Another flaw of the CSX of Tomorrow plan was that it would take too long to show results. When it was announced, management said it would take years to implement.

But Wall Street is seldom willing to wait that long. John Larkin, a Stifel Equity Research analyst who follows CSX, told Progressive Railroading that many on Wall Street expected an operating ratio in the 50s in a matter of months. “That is obviously not a realistic expectation,” Larkin said.

But it was out there and many on Wall Street tend to view Harrison as a financial savior.

Larkin is among them, saying that Harrison is “the most brilliant operator of our time.”

The news that Harrison wanted to take over CSX was enough to send the value of the company’s stock skyrocketing by double digits.

The service problems of this year may have soured some shippers but they have not dented Harrison’s reputation on the Street.

Larkin argues that many critics, observers and customers are selling Harrison short for the recent performance hiccups.

“He will get CSX service fixed and lower the operating ratio to the targeted levels, no matter what. He won’t accept anything else,” he said.

Independent rail industry analyst Tony Hatch, whose views are often cited by Trains and Progressive Railroading, concurs, citing improvements in CSX service metrics.

Harrison and other top CSX executives have maintained throughout the troubles that things will turn around, that the issues are temporary.

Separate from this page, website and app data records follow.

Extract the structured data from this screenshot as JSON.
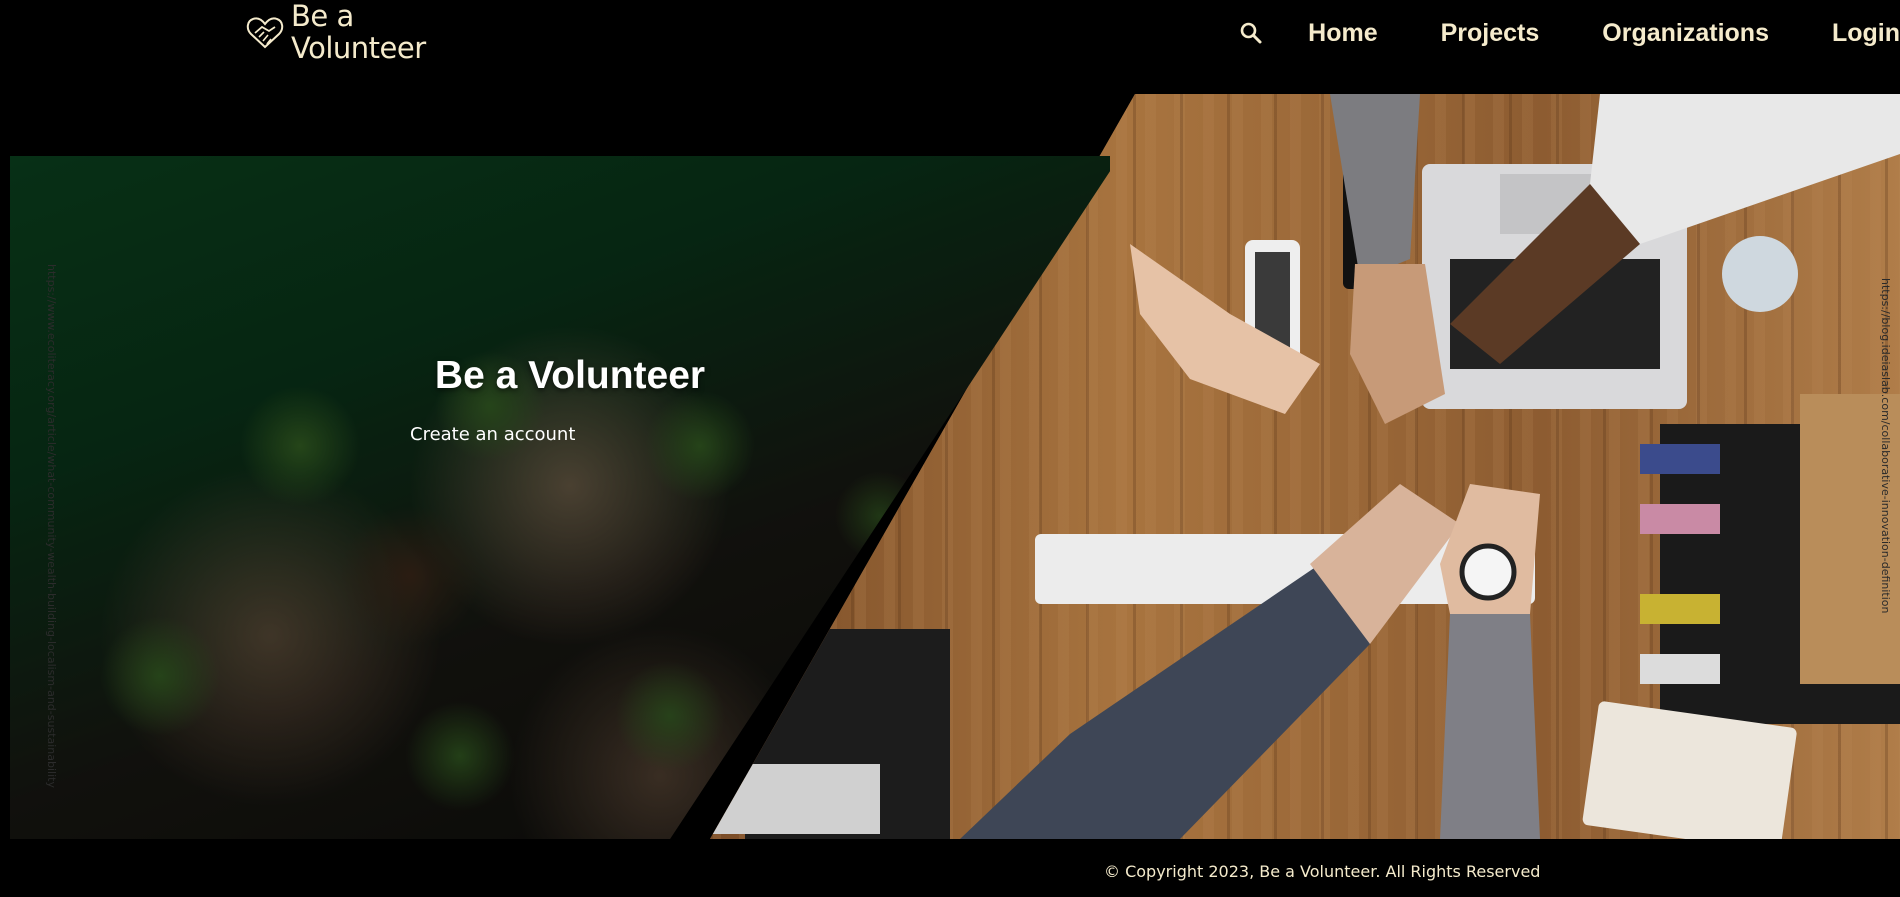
{
  "brand": {
    "line1": "Be a",
    "line2": "Volunteer",
    "icon": "heart-handshake-icon"
  },
  "nav": {
    "search_icon": "search-icon",
    "items": [
      "Home",
      "Projects",
      "Organizations",
      "Login"
    ]
  },
  "hero": {
    "title": "Be a Volunteer",
    "cta": "Create an account",
    "credit_left": "https://www.ecoliteracy.org/article/what-community-wealth-building-localism-and-sustainability",
    "credit_right": "https://blog.ideiaslab.com/collaborative-innovation-definition"
  },
  "footer": {
    "copyright": "© Copyright 2023, Be a Volunteer. All Rights Reserved"
  },
  "colors": {
    "accent": "#f5ebcc",
    "background": "#000000"
  }
}
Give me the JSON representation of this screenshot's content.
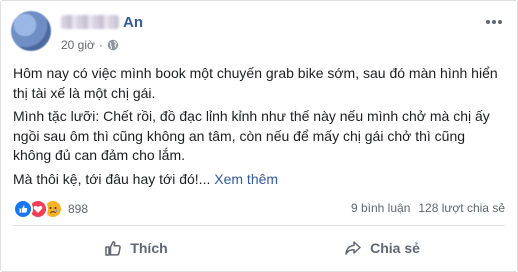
{
  "post": {
    "author_name": "An",
    "timestamp": "20 giờ",
    "privacy_icon": "globe-icon",
    "more_icon": "more-options-icon",
    "paragraphs": [
      "Hôm nay có việc mình book một chuyến grab bike sớm, sau đó màn hình hiển thị tài xế là một chị gái.",
      "Mình tặc lưỡi: Chết rồi, đồ đạc lỉnh kỉnh như thế này nếu mình chở mà chị ấy ngồi sau ôm thì cũng không an tâm, còn nếu để mấy chị gái chở thì cũng không đủ can đảm cho lắm."
    ],
    "last_line": "Mà thôi kệ, tới đâu hay tới đó!...",
    "see_more": "Xem thêm"
  },
  "reactions": {
    "icons": [
      "like-reaction-icon",
      "love-reaction-icon",
      "sad-reaction-icon"
    ],
    "count": "898",
    "comments": "9 bình luận",
    "shares": "128 lượt chia sẻ"
  },
  "actions": {
    "like_label": "Thích",
    "share_label": "Chia sẻ"
  },
  "colors": {
    "link": "#385898",
    "like_blue": "#1877f2",
    "love_red": "#f33e58",
    "haha_yellow": "#f7b125",
    "muted_text": "#606770"
  }
}
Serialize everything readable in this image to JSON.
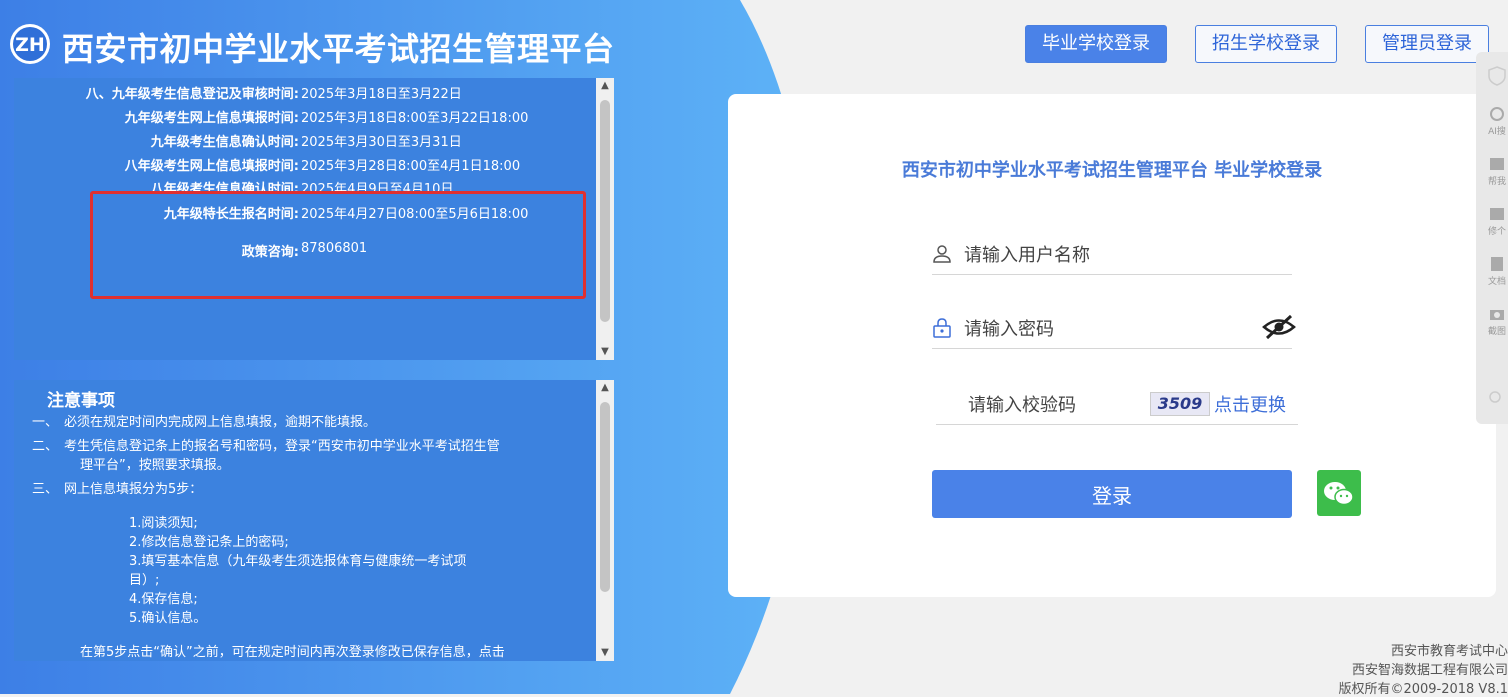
{
  "header": {
    "platform_title": "西安市初中学业水平考试招生管理平台",
    "logo_text": "ZH"
  },
  "nav": {
    "grad_school_login": "毕业学校登录",
    "enroll_school_login": "招生学校登录",
    "admin_login": "管理员登录"
  },
  "schedule": {
    "rows": [
      {
        "label": "八、九年级考生信息登记及审核时间:",
        "value": "2025年3月18日至3月22日"
      },
      {
        "label": "九年级考生网上信息填报时间:",
        "value": "2025年3月18日8:00至3月22日18:00"
      },
      {
        "label": "九年级考生信息确认时间:",
        "value": "2025年3月30日至3月31日"
      },
      {
        "label": "八年级考生网上信息填报时间:",
        "value": "2025年3月28日8:00至4月1日18:00"
      },
      {
        "label": "八年级考生信息确认时间:",
        "value": "2025年4月9日至4月10日"
      },
      {
        "label": "九年级特长生报名时间:",
        "value": "2025年4月27日08:00至5月6日18:00"
      },
      {
        "label": "政策咨询:",
        "value": "87806801"
      }
    ]
  },
  "notice": {
    "title": "注意事项",
    "items": [
      {
        "num": "一、",
        "text": "必须在规定时间内完成网上信息填报，逾期不能填报。"
      },
      {
        "num": "二、",
        "text": "考生凭信息登记条上的报名号和密码，登录“西安市初中学业水平考试招生管"
      },
      {
        "num": "",
        "text": "理平台”，按照要求填报。"
      },
      {
        "num": "三、",
        "text": "网上信息填报分为5步："
      }
    ],
    "steps": [
      "1.阅读须知;",
      "2.修改信息登记条上的密码;",
      "3.填写基本信息（九年级考生须选报体育与健康统一考试项",
      "目）;",
      "4.保存信息;",
      "5.确认信息。"
    ],
    "footer_text": "在第5步点击“确认”之前，可在规定时间内再次登录修改已保存信息，点击"
  },
  "login": {
    "title": "西安市初中学业水平考试招生管理平台 毕业学校登录",
    "username_placeholder": "请输入用户名称",
    "password_placeholder": "请输入密码",
    "captcha_placeholder": "请输入校验码",
    "captcha_code": "3509",
    "captcha_refresh": "点击更换",
    "submit_label": "登录"
  },
  "side_tools": {
    "items": [
      "AI搜",
      "帮我",
      "修个",
      "文档",
      "截图"
    ]
  },
  "footer": {
    "line1": "西安市教育考试中心",
    "line2": "西安智海数据工程有限公司",
    "line3": "版权所有©2009-2018 V8.1"
  },
  "colors": {
    "brand_blue": "#4a82e8",
    "panel_blue": "#3c82df",
    "highlight_red": "#e03030",
    "wechat_green": "#3dbd4b"
  }
}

Sanborn said that once the transition period has ended and the operating plan is fully in place that shippers will enjoy a fast and more fluid network. CSX will reap lower costs and a reduced operating ratio.

“While we have made a lot of changes since we began our transition [to PSR], there is still work to be done to refine the operating plan and continue to improve company performance and service to customers,” Sanborn said.

CSX management plans to send stakeholders a long-range strategy overview that it plans to reveal at its investor conference Oct. 29-30 in West Palm Beach, Florida.

“In broad terms, we’ll talk about financial and operational objectives and the timeframes in which we hope to achieve them,” Sanborn said.

“We’re bullish on the future and sometimes you have to break some eggs to get there,” Lonegro said.

Much of the faith that CSX management and Wall Street have placed in precision scheduled railroading is rooted in the belief that it is a strategy proven to work.

By that they mean that it worked at IC, CN and CP, although some skeptics have noted that the networks of those railroads differed greatly from that of CSX.

In touting PSR, Sanborn said it has been proven over time to improve the performance of railroads. It will provide a more intuitive and flexible railroad, she said.

“Our decision-making is driven by [PSR] principles,” she said. “As our business evolves, we will use that framework to determine how to continue meeting our customers’ needs, and operating safely and efficiently, in response to whatever new conditions develop.”